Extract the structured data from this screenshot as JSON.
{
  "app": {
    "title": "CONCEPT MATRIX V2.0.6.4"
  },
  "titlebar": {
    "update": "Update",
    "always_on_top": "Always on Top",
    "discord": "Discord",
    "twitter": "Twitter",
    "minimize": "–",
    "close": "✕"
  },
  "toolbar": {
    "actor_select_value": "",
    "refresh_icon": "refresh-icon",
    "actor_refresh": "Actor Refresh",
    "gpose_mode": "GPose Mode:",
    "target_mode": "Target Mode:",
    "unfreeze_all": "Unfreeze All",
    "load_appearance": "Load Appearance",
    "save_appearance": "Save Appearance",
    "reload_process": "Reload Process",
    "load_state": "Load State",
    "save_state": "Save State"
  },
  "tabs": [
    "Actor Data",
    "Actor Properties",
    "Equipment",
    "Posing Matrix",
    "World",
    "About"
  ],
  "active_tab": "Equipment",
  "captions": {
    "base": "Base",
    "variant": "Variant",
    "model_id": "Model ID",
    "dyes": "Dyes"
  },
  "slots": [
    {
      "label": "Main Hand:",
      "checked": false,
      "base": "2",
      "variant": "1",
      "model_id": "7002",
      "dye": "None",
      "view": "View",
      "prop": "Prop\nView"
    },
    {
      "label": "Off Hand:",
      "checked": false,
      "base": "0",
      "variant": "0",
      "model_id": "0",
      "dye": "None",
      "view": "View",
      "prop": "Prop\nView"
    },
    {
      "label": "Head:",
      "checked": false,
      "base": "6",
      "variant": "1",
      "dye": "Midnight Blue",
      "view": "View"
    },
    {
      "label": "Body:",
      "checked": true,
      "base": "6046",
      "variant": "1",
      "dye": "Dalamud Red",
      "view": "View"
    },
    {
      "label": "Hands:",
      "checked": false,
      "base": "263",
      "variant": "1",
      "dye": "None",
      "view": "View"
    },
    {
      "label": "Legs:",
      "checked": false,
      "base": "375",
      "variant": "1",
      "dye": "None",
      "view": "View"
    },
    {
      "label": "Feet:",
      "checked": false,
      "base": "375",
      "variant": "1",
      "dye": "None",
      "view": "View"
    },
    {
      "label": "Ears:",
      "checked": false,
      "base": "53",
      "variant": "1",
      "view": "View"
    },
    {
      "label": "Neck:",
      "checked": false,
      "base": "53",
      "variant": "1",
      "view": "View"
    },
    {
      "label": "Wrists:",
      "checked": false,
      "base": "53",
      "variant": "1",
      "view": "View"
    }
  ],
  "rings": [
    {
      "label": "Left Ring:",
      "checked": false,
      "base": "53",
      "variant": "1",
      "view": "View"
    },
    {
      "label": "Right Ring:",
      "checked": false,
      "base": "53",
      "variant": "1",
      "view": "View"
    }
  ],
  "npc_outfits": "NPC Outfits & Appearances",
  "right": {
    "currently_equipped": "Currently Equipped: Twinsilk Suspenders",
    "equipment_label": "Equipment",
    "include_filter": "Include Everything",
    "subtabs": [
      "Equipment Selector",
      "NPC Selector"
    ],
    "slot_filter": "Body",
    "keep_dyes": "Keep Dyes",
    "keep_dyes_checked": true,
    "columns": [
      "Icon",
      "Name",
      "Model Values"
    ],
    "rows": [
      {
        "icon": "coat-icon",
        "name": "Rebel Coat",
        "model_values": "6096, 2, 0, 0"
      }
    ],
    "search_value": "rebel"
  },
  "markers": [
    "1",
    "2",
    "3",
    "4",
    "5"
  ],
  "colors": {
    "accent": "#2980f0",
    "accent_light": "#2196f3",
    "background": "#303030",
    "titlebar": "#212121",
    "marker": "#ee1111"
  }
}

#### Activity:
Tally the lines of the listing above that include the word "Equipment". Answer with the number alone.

#### Solution to this problem:
4